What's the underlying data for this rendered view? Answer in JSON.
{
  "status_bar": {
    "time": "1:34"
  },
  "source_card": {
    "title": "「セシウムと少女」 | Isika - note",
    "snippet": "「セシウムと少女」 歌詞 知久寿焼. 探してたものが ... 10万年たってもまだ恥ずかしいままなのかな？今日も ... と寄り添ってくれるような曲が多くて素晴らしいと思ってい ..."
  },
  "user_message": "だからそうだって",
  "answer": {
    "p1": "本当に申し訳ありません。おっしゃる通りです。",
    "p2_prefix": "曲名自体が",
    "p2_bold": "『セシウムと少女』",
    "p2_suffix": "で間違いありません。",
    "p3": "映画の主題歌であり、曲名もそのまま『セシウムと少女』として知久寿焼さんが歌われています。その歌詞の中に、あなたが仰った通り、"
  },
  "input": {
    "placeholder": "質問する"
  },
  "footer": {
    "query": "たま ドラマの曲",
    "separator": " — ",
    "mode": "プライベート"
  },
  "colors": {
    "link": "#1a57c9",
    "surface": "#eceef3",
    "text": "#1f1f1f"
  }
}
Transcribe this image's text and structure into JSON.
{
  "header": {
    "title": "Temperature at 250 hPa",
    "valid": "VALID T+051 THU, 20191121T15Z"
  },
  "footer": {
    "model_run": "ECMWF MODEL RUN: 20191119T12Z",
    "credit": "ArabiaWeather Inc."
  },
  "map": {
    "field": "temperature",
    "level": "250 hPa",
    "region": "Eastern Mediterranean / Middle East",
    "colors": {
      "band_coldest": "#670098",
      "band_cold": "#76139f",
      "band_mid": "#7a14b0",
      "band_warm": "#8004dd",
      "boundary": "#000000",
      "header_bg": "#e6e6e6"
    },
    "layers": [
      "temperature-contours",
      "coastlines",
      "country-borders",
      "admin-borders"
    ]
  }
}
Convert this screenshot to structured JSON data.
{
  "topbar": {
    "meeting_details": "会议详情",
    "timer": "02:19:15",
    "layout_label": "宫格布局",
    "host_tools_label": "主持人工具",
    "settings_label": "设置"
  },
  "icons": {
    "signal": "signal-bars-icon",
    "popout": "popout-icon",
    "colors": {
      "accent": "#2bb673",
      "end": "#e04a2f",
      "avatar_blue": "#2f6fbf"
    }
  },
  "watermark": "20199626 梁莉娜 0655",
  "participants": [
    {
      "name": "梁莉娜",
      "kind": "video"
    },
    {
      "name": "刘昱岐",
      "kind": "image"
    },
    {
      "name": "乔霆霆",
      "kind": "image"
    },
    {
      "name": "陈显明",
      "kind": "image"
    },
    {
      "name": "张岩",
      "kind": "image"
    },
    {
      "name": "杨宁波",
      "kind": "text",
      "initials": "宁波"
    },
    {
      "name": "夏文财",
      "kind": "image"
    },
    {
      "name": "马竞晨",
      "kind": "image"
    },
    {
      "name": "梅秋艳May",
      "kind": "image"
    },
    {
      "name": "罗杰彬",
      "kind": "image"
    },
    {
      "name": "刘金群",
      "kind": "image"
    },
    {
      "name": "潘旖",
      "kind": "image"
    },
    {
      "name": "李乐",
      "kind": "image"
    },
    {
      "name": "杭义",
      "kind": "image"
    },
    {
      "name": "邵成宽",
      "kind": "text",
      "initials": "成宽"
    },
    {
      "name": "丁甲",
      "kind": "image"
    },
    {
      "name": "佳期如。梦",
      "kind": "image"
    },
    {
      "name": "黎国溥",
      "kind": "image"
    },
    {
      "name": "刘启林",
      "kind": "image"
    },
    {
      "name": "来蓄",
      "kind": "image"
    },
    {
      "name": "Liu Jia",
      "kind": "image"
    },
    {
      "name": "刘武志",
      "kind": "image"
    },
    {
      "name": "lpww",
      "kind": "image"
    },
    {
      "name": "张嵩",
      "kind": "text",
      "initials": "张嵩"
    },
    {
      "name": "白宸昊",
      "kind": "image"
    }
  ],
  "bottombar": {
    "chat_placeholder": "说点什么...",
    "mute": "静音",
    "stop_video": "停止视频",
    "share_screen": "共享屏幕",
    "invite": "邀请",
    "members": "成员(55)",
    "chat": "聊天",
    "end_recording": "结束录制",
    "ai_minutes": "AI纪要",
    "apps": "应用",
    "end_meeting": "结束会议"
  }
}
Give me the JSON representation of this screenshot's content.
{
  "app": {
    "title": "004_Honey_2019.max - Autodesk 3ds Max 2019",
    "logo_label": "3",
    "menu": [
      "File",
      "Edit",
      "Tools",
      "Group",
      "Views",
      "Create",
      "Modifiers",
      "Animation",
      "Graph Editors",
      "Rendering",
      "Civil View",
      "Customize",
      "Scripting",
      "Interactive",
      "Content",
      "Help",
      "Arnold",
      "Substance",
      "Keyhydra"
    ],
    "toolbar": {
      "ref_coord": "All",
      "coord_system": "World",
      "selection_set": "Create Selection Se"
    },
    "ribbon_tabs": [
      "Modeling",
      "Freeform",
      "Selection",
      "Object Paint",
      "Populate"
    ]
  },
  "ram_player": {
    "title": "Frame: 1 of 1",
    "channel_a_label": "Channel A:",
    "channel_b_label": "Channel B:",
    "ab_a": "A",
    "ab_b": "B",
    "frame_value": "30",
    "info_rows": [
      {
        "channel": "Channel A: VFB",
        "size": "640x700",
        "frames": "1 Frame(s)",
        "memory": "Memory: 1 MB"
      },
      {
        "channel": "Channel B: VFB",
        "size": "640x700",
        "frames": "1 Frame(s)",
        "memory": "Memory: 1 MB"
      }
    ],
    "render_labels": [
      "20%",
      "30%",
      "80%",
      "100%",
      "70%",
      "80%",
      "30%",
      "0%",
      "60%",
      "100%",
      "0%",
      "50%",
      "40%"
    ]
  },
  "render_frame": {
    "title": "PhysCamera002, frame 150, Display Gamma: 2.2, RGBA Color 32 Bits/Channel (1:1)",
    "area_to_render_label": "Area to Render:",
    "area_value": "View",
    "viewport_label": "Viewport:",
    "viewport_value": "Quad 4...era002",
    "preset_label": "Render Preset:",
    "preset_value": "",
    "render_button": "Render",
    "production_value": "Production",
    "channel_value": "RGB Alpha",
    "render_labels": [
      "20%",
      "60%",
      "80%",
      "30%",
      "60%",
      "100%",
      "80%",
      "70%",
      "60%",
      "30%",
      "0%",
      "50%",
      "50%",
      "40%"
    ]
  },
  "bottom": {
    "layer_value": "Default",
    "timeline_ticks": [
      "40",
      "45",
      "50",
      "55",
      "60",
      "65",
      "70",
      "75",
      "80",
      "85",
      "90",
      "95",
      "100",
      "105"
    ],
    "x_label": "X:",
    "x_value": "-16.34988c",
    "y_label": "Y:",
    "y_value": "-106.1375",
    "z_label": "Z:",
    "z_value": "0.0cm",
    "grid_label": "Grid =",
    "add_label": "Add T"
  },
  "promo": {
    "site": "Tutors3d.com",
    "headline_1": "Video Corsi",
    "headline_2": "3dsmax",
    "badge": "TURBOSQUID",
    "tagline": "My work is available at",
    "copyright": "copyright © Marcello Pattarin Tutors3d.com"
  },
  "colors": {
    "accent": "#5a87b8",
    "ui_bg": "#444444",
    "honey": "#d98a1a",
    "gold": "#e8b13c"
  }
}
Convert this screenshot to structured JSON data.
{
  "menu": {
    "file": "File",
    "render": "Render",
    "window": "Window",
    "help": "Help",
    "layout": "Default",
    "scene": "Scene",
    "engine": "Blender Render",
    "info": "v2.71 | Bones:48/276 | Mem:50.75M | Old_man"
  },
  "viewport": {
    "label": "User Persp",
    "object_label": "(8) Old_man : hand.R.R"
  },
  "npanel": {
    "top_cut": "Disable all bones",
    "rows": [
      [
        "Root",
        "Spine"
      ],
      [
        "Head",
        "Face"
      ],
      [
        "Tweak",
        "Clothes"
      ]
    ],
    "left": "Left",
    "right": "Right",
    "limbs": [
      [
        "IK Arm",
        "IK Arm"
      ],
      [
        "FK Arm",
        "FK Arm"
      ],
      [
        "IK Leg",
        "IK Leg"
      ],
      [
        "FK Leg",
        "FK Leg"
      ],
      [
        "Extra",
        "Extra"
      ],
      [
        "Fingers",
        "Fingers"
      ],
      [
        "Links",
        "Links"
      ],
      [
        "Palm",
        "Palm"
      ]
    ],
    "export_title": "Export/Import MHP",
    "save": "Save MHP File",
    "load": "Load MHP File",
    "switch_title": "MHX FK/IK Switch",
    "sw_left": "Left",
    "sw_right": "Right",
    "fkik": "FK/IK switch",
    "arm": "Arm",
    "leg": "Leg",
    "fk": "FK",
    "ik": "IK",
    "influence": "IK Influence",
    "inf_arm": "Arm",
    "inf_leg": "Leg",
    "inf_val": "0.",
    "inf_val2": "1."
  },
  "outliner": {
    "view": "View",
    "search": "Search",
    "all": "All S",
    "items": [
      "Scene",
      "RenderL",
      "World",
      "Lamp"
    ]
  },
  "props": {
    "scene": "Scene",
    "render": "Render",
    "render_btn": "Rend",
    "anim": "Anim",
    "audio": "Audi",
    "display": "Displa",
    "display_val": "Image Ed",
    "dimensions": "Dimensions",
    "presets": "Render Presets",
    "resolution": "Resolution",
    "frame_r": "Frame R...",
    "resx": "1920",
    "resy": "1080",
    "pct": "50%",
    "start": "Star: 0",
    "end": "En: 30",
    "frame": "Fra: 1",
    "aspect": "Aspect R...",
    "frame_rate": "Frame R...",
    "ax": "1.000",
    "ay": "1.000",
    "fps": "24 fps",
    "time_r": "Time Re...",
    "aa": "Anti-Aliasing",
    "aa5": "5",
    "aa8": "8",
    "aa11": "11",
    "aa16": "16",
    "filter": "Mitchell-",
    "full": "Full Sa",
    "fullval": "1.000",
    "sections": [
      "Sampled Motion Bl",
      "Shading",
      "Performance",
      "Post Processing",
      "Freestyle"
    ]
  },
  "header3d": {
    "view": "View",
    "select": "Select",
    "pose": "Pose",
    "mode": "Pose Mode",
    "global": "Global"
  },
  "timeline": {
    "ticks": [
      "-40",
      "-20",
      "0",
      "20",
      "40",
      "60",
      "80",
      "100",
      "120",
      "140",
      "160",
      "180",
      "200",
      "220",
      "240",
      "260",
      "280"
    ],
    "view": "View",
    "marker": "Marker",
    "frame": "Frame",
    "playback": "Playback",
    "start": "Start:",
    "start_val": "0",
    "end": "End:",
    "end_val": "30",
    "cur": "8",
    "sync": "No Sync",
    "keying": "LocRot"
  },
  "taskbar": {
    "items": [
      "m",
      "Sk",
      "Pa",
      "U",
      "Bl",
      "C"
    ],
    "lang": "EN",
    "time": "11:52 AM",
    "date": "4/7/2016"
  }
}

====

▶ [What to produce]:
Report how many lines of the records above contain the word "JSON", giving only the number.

▶ [Exercise output]:
5